The prickly pear (Opuntia ficus-indica) is a succulent plant belonging to the Cactaceae family. The fruits are covered with thorns or bristles. Their colour can vary both in the skin and in the pulp that surrounds the helical-shaped seeds. The prickly pear, originally from Mexico, arrived in Europe in 1493 with the return of Christopher Columbus' expedition. The plant then naturalised in the warm regions of the Mediterranean basin. In Italy, it is found in Sicily and its smaller islands and in the south of the peninsula, where it has acclimatised very well. The prickly pear plant in Mexico has a very curious use: it is used to breed a parasite, the cochineal, from which a natural dye, carmine, is extracted. In Europe, this process is followed in Lanzarote, in the Canary Islands.

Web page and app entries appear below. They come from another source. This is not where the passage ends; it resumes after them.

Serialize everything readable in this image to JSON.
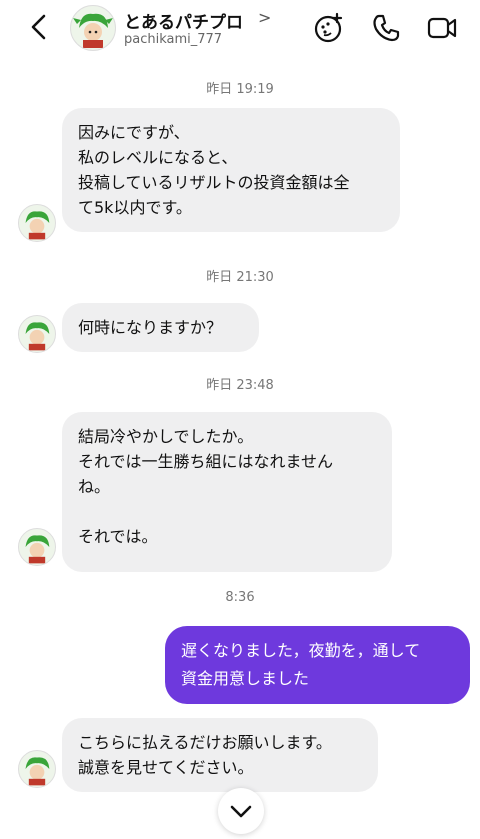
{
  "header": {
    "name": "とあるパチプロ",
    "chevron": ">",
    "username": "pachikami_777",
    "icons": [
      "back-chevron-icon",
      "gamepad-icon",
      "phone-icon",
      "video-icon"
    ]
  },
  "messages": [
    {
      "timestamp": "昨日 19:19",
      "lines": [
        "因みにですが、",
        "私のレベルになると、",
        "投稿しているリザルトの投資金額は全",
        "て5k以内です。"
      ]
    },
    {
      "timestamp": "昨日 21:30",
      "lines": [
        "何時になりますか？"
      ]
    },
    {
      "timestamp": "昨日 23:48",
      "lines": [
        "結局冷やかしでしたか。",
        "それでは一生勝ち組にはなれません",
        "ね。",
        "",
        "それでは。"
      ]
    },
    {
      "timestamp": "8:36",
      "lines": [
        "遅くなりました，夜勤を，通して",
        "資金用意しました"
      ]
    },
    {
      "lines": [
        "こちらに払えるだけお願いします。",
        "誠意を見せてください。"
      ]
    }
  ],
  "colors": {
    "outgoing": "#6e39dd",
    "incoming": "#efeff0"
  }
}
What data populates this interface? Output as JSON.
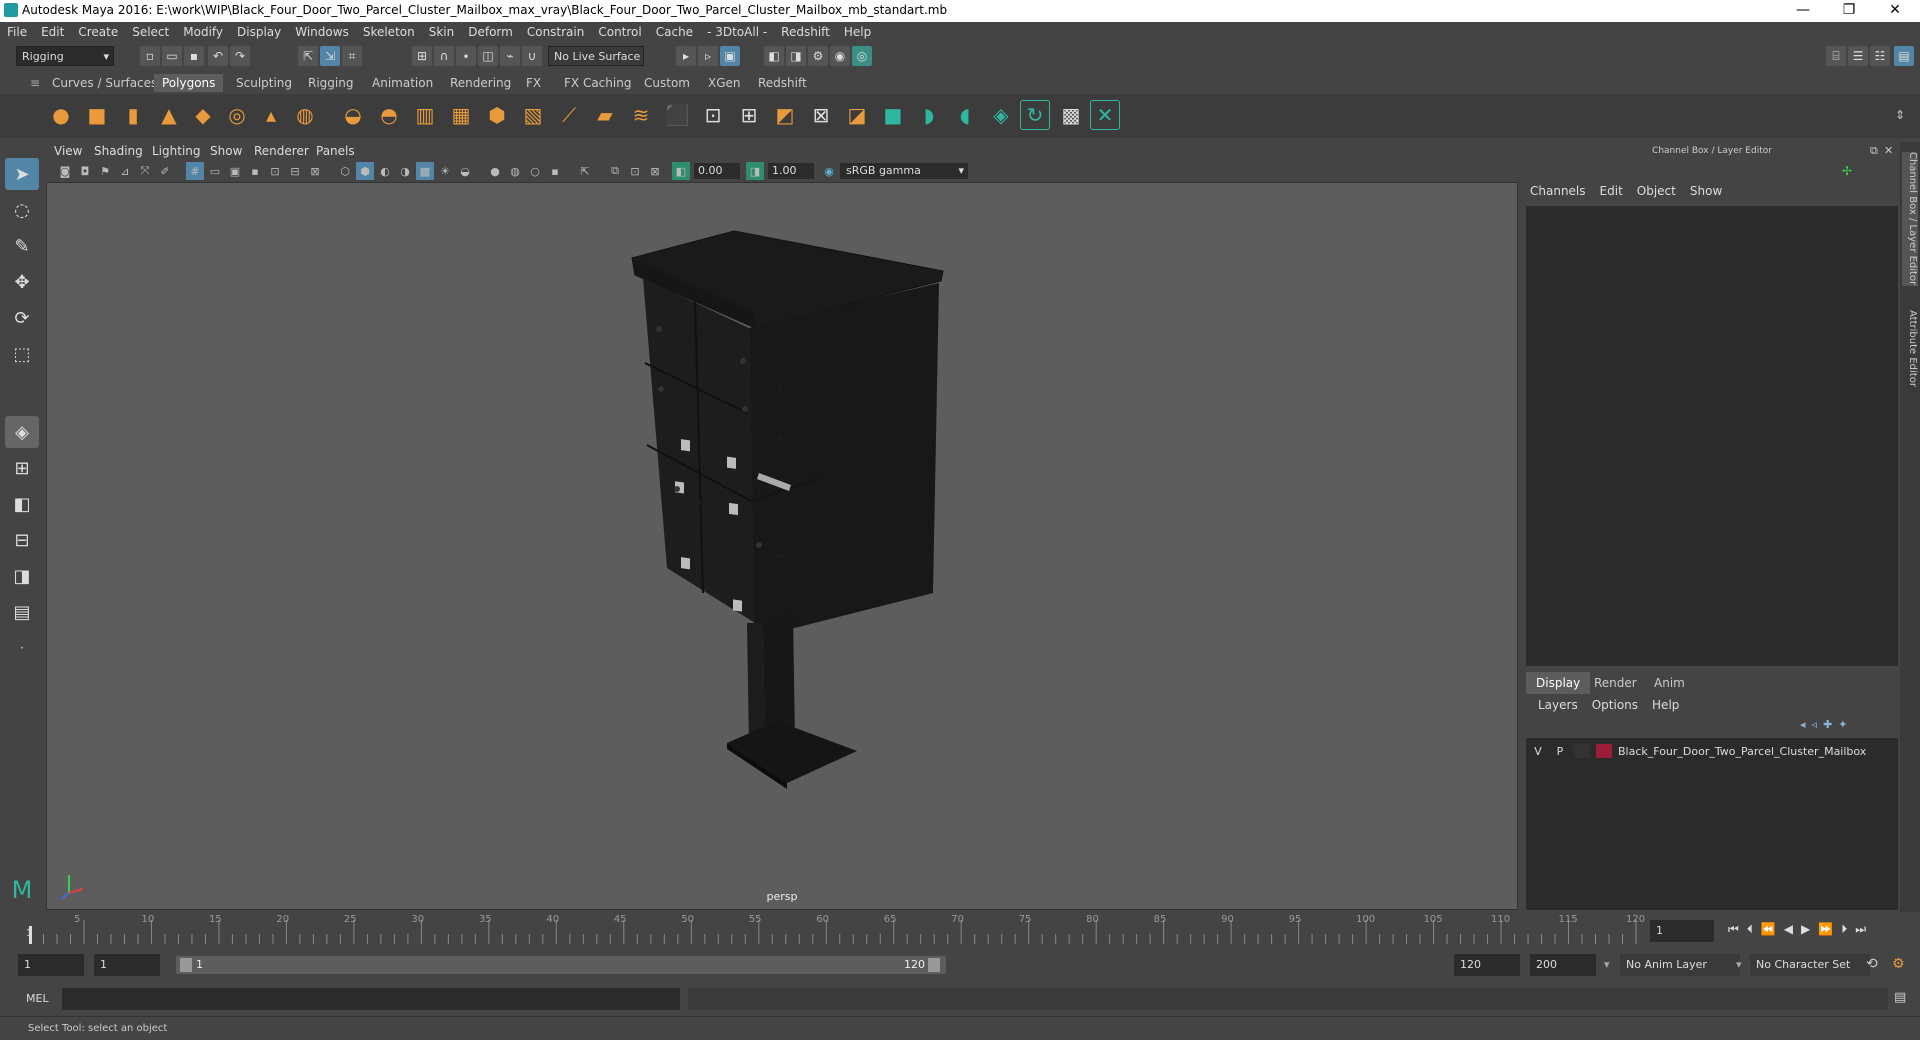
{
  "title": "Autodesk Maya 2016: E:\\work\\WIP\\Black_Four_Door_Two_Parcel_Cluster_Mailbox_max_vray\\Black_Four_Door_Two_Parcel_Cluster_Mailbox_mb_standart.mb",
  "window_controls": {
    "minimize": "—",
    "restore": "❐",
    "close": "✕"
  },
  "menu": [
    "File",
    "Edit",
    "Create",
    "Select",
    "Modify",
    "Display",
    "Windows",
    "Skeleton",
    "Skin",
    "Deform",
    "Constrain",
    "Control",
    "Cache",
    "- 3DtoAll -",
    "Redshift",
    "Help"
  ],
  "status": {
    "mode": "Rigging",
    "live_surface": "No Live Surface"
  },
  "shelf_tabs": [
    "Curves / Surfaces",
    "Polygons",
    "Sculpting",
    "Rigging",
    "Animation",
    "Rendering",
    "FX",
    "FX Caching",
    "Custom",
    "XGen",
    "Redshift"
  ],
  "shelf_active": "Polygons",
  "panel_menu": [
    "View",
    "Shading",
    "Lighting",
    "Show",
    "Renderer",
    "Panels"
  ],
  "panel_toolbar": {
    "exposure": "0.00",
    "gamma": "1.00",
    "colorspace": "sRGB gamma"
  },
  "viewport": {
    "camera_label": "persp",
    "mailbox_numbers": [
      "1",
      "2",
      "3",
      "4",
      "1P",
      "2P"
    ]
  },
  "channel_box": {
    "title": "Channel Box / Layer Editor",
    "menu": [
      "Channels",
      "Edit",
      "Object",
      "Show"
    ]
  },
  "layer_editor": {
    "tabs": [
      "Display",
      "Render",
      "Anim"
    ],
    "active_tab": "Display",
    "menu": [
      "Layers",
      "Options",
      "Help"
    ],
    "layers": [
      {
        "v": "V",
        "p": "P",
        "name": "Black_Four_Door_Two_Parcel_Cluster_Mailbox",
        "color": "#9b1d3a"
      }
    ]
  },
  "side_tabs": [
    "Channel Box / Layer Editor",
    "Attribute Editor"
  ],
  "timeline": {
    "ticks": [
      "5",
      "10",
      "15",
      "20",
      "25",
      "30",
      "35",
      "40",
      "45",
      "50",
      "55",
      "60",
      "65",
      "70",
      "75",
      "80",
      "85",
      "90",
      "95",
      "100",
      "105",
      "110",
      "115",
      "120"
    ],
    "start_label": "1",
    "current_frame": "1"
  },
  "range": {
    "start": "1",
    "playback_start": "1",
    "slider_start": "1",
    "slider_end": "120",
    "playback_end": "120",
    "end": "200",
    "anim_layer": "No Anim Layer",
    "character_set": "No Character Set"
  },
  "mel": {
    "label": "MEL"
  },
  "help_line": "Select Tool: select an object"
}
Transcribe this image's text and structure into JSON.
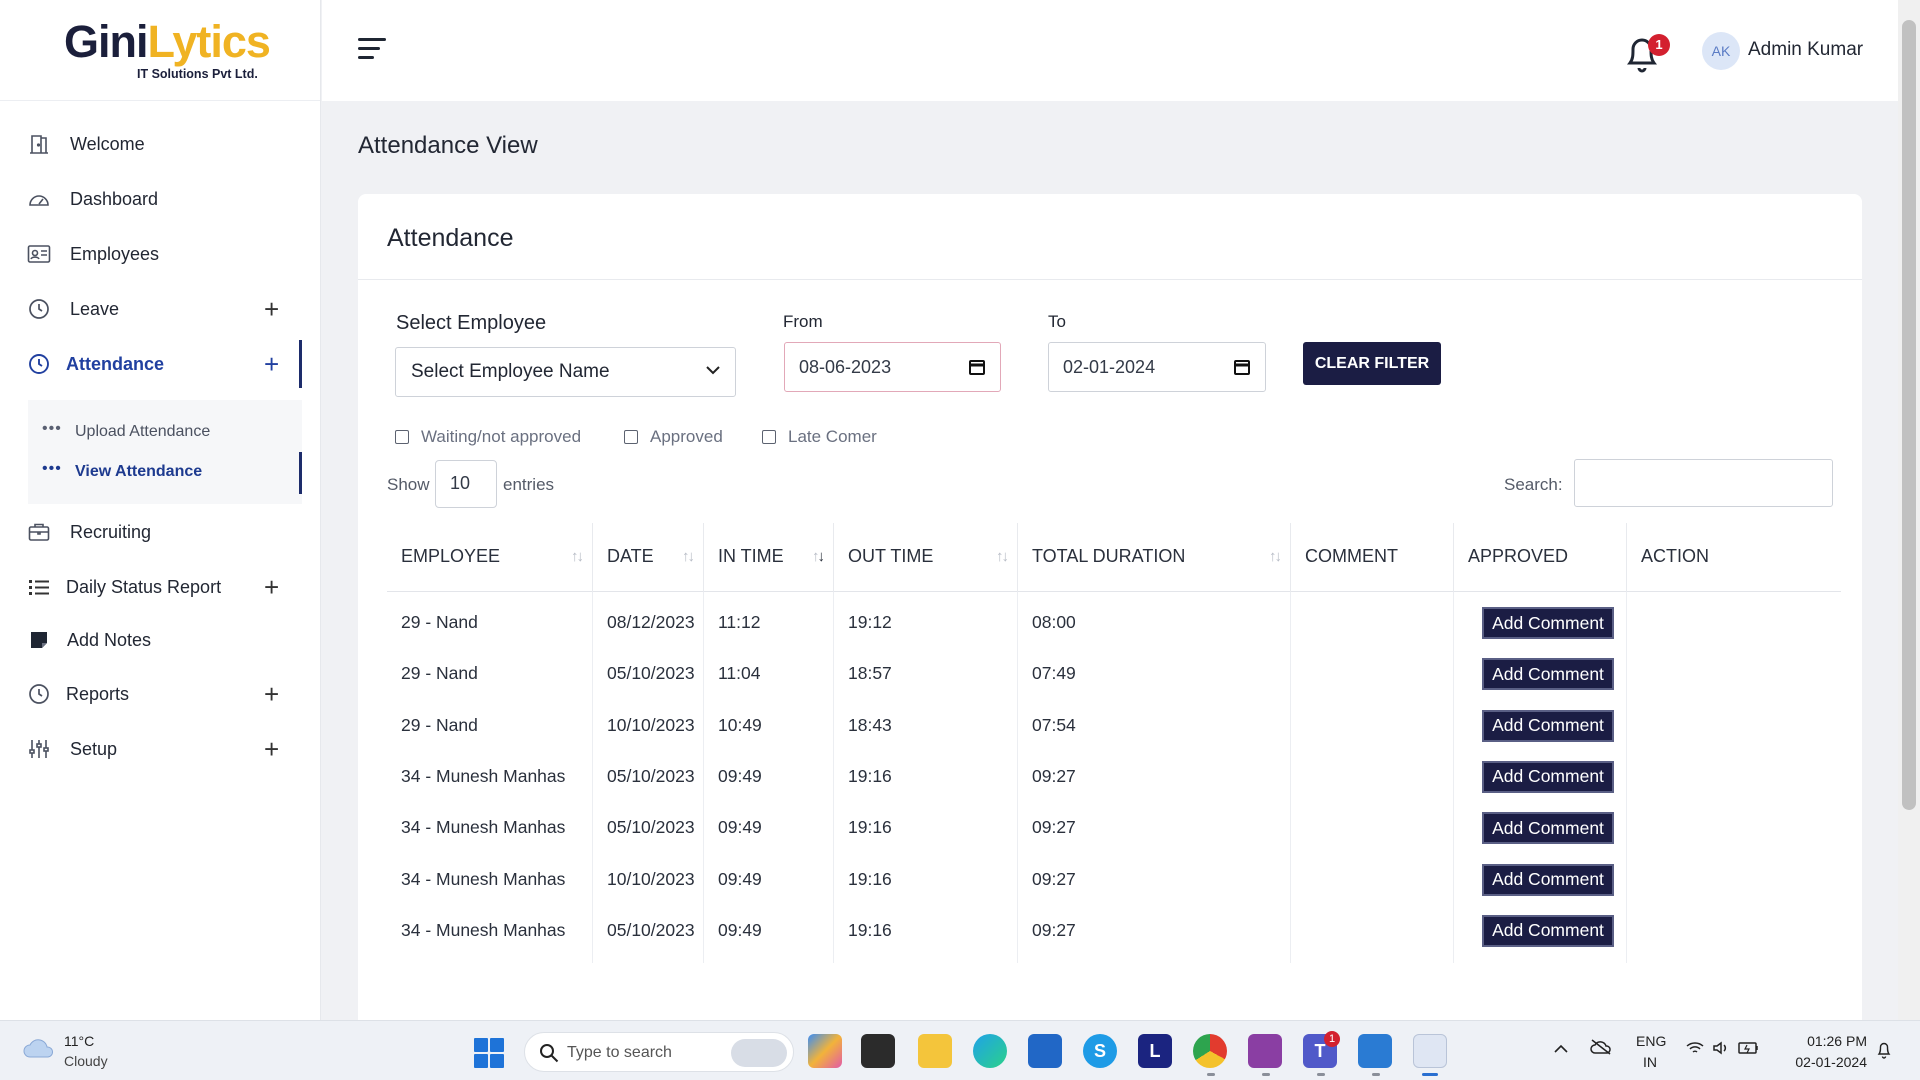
{
  "brand": {
    "name_part1": "Gini",
    "name_part2": "Lytics",
    "tagline": "IT Solutions Pvt Ltd."
  },
  "sidebar": {
    "items": [
      {
        "label": "Welcome",
        "icon": "door-icon",
        "expandable": false
      },
      {
        "label": "Dashboard",
        "icon": "gauge-icon",
        "expandable": false
      },
      {
        "label": "Employees",
        "icon": "id-card-icon",
        "expandable": false
      },
      {
        "label": "Leave",
        "icon": "clock-icon",
        "expandable": true
      },
      {
        "label": "Attendance",
        "icon": "clock-icon",
        "expandable": true,
        "active": true
      },
      {
        "label": "Recruiting",
        "icon": "briefcase-icon",
        "expandable": false
      },
      {
        "label": "Daily Status Report",
        "icon": "list-icon",
        "expandable": true
      },
      {
        "label": "Add Notes",
        "icon": "note-icon",
        "expandable": false
      },
      {
        "label": "Reports",
        "icon": "clock-icon",
        "expandable": true
      },
      {
        "label": "Setup",
        "icon": "sliders-icon",
        "expandable": true
      }
    ],
    "attendance_sub": [
      {
        "label": "Upload Attendance",
        "active": false
      },
      {
        "label": "View Attendance",
        "active": true
      }
    ],
    "plus_glyph": "+"
  },
  "header": {
    "notification_count": "1",
    "avatar_initials": "AK",
    "user_name": "Admin Kumar"
  },
  "page": {
    "title": "Attendance View",
    "card_title": "Attendance",
    "filters": {
      "select_label": "Select Employee",
      "select_value": "Select Employee Name",
      "from_label": "From",
      "from_value": "08-06-2023",
      "to_label": "To",
      "to_value": "02-01-2024",
      "clear_label": "CLEAR FILTER",
      "checkboxes": [
        "Waiting/not approved",
        "Approved",
        "Late Comer"
      ]
    },
    "show_label": "Show",
    "entries_value": "10",
    "entries_label": "entries",
    "search_label": "Search:",
    "table": {
      "columns": [
        "EMPLOYEE",
        "DATE",
        "IN TIME",
        "OUT TIME",
        "TOTAL DURATION",
        "COMMENT",
        "APPROVED",
        "ACTION"
      ],
      "rows": [
        {
          "employee": "29 - Nand",
          "date": "08/12/2023",
          "in": "11:12",
          "out": "19:12",
          "duration": "08:00",
          "comment": "",
          "approved": "",
          "action": "Add Comment"
        },
        {
          "employee": "29 - Nand",
          "date": "05/10/2023",
          "in": "11:04",
          "out": "18:57",
          "duration": "07:49",
          "comment": "",
          "approved": "",
          "action": "Add Comment"
        },
        {
          "employee": "29 - Nand",
          "date": "10/10/2023",
          "in": "10:49",
          "out": "18:43",
          "duration": "07:54",
          "comment": "",
          "approved": "",
          "action": "Add Comment"
        },
        {
          "employee": "34 - Munesh Manhas",
          "date": "05/10/2023",
          "in": "09:49",
          "out": "19:16",
          "duration": "09:27",
          "comment": "",
          "approved": "",
          "action": "Add Comment"
        },
        {
          "employee": "34 - Munesh Manhas",
          "date": "05/10/2023",
          "in": "09:49",
          "out": "19:16",
          "duration": "09:27",
          "comment": "",
          "approved": "",
          "action": "Add Comment"
        },
        {
          "employee": "34 - Munesh Manhas",
          "date": "10/10/2023",
          "in": "09:49",
          "out": "19:16",
          "duration": "09:27",
          "comment": "",
          "approved": "",
          "action": "Add Comment"
        },
        {
          "employee": "34 - Munesh Manhas",
          "date": "05/10/2023",
          "in": "09:49",
          "out": "19:16",
          "duration": "09:27",
          "comment": "",
          "approved": "",
          "action": "Add Comment"
        }
      ]
    }
  },
  "taskbar": {
    "weather_temp": "11°C",
    "weather_cond": "Cloudy",
    "search_placeholder": "Type to search",
    "lang_top": "ENG",
    "lang_bottom": "IN",
    "time": "01:26 PM",
    "date": "02-01-2024",
    "teams_badge": "1",
    "apps": [
      "copilot-icon",
      "terminal-icon",
      "file-explorer-icon",
      "edge-icon",
      "store-icon",
      "skype-icon",
      "l-app-icon",
      "chrome-icon",
      "paint-icon",
      "teams-icon",
      "vscode-icon",
      "snipping-tool-icon"
    ]
  },
  "colors": {
    "accent": "#1b1d44",
    "active_nav": "#2140a0",
    "badge": "#d3202f",
    "logo_yellow": "#f0b323"
  }
}
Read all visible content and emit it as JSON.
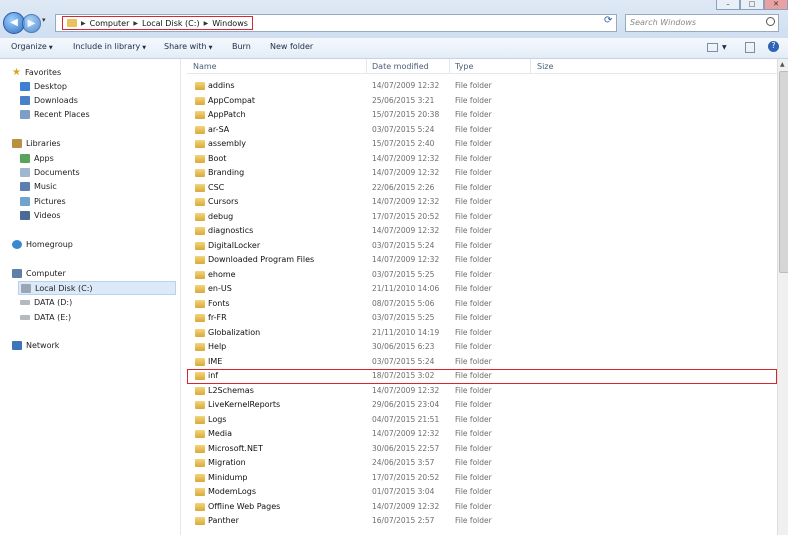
{
  "window": {
    "min": "–",
    "max": "□",
    "close": "✕"
  },
  "nav": {
    "back": "◀",
    "forward": "▶",
    "drop": "▾"
  },
  "address": {
    "crumbs": [
      "Computer",
      "Local Disk (C:)",
      "Windows"
    ]
  },
  "search": {
    "placeholder": "Search Windows"
  },
  "toolbar": {
    "organize": "Organize",
    "include": "Include in library",
    "share": "Share with",
    "burn": "Burn",
    "new_folder": "New folder"
  },
  "sidebar": {
    "favorites": "Favorites",
    "desktop": "Desktop",
    "downloads": "Downloads",
    "recent": "Recent Places",
    "libraries": "Libraries",
    "apps": "Apps",
    "documents": "Documents",
    "music": "Music",
    "pictures": "Pictures",
    "videos": "Videos",
    "homegroup": "Homegroup",
    "computer": "Computer",
    "local_disk": "Local Disk (C:)",
    "data_d": "DATA (D:)",
    "data_e": "DATA (E:)",
    "network": "Network"
  },
  "columns": {
    "name": "Name",
    "date": "Date modified",
    "type": "Type",
    "size": "Size"
  },
  "files": [
    {
      "name": "addins",
      "date": "14/07/2009 12:32",
      "type": "File folder"
    },
    {
      "name": "AppCompat",
      "date": "25/06/2015 3:21",
      "type": "File folder"
    },
    {
      "name": "AppPatch",
      "date": "15/07/2015 20:38",
      "type": "File folder"
    },
    {
      "name": "ar-SA",
      "date": "03/07/2015 5:24",
      "type": "File folder"
    },
    {
      "name": "assembly",
      "date": "15/07/2015 2:40",
      "type": "File folder"
    },
    {
      "name": "Boot",
      "date": "14/07/2009 12:32",
      "type": "File folder"
    },
    {
      "name": "Branding",
      "date": "14/07/2009 12:32",
      "type": "File folder"
    },
    {
      "name": "CSC",
      "date": "22/06/2015 2:26",
      "type": "File folder"
    },
    {
      "name": "Cursors",
      "date": "14/07/2009 12:32",
      "type": "File folder"
    },
    {
      "name": "debug",
      "date": "17/07/2015 20:52",
      "type": "File folder"
    },
    {
      "name": "diagnostics",
      "date": "14/07/2009 12:32",
      "type": "File folder"
    },
    {
      "name": "DigitalLocker",
      "date": "03/07/2015 5:24",
      "type": "File folder"
    },
    {
      "name": "Downloaded Program Files",
      "date": "14/07/2009 12:32",
      "type": "File folder"
    },
    {
      "name": "ehome",
      "date": "03/07/2015 5:25",
      "type": "File folder"
    },
    {
      "name": "en-US",
      "date": "21/11/2010 14:06",
      "type": "File folder"
    },
    {
      "name": "Fonts",
      "date": "08/07/2015 5:06",
      "type": "File folder"
    },
    {
      "name": "fr-FR",
      "date": "03/07/2015 5:25",
      "type": "File folder"
    },
    {
      "name": "Globalization",
      "date": "21/11/2010 14:19",
      "type": "File folder"
    },
    {
      "name": "Help",
      "date": "30/06/2015 6:23",
      "type": "File folder"
    },
    {
      "name": "IME",
      "date": "03/07/2015 5:24",
      "type": "File folder"
    },
    {
      "name": "inf",
      "date": "18/07/2015 3:02",
      "type": "File folder"
    },
    {
      "name": "L2Schemas",
      "date": "14/07/2009 12:32",
      "type": "File folder"
    },
    {
      "name": "LiveKernelReports",
      "date": "29/06/2015 23:04",
      "type": "File folder"
    },
    {
      "name": "Logs",
      "date": "04/07/2015 21:51",
      "type": "File folder"
    },
    {
      "name": "Media",
      "date": "14/07/2009 12:32",
      "type": "File folder"
    },
    {
      "name": "Microsoft.NET",
      "date": "30/06/2015 22:57",
      "type": "File folder"
    },
    {
      "name": "Migration",
      "date": "24/06/2015 3:57",
      "type": "File folder"
    },
    {
      "name": "Minidump",
      "date": "17/07/2015 20:52",
      "type": "File folder"
    },
    {
      "name": "ModemLogs",
      "date": "01/07/2015 3:04",
      "type": "File folder"
    },
    {
      "name": "Offline Web Pages",
      "date": "14/07/2009 12:32",
      "type": "File folder"
    },
    {
      "name": "Panther",
      "date": "16/07/2015 2:57",
      "type": "File folder"
    }
  ],
  "highlight_color": "#d9262e"
}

At the foot of the Apuan Alps, Carrara is unique in the world for its marble quarries. The “white gold of the Apuan Alps”: this is how the marble of Carrara is defined, a precious stone with which important works have been realised and that has made this town, for centuries devoted to its extraction and processing, great. One of the first people to venture into marble quarrying were the Romans who, by inserting beams of fig wood inside natural fissures in the rock, filled these with water until they were completely impregnated and caused the rock to split. This extraction technique remained unchanged, if not with minor variations, until the Renaissance when Michelangelo began to frequent the Carrara area to directly choose the raw material for his works: it was from Carrara, transported along the Arno, that the block from which the Maestro sculpted the famous David came. Marble thus became an important raw material for the construction, furnishing and decoration of public buildings and patrician residences. Even today, skilful artists and craftsmen still work this material with mastery, creating stupendous works of art and decorative objects that become true furnishing accessories.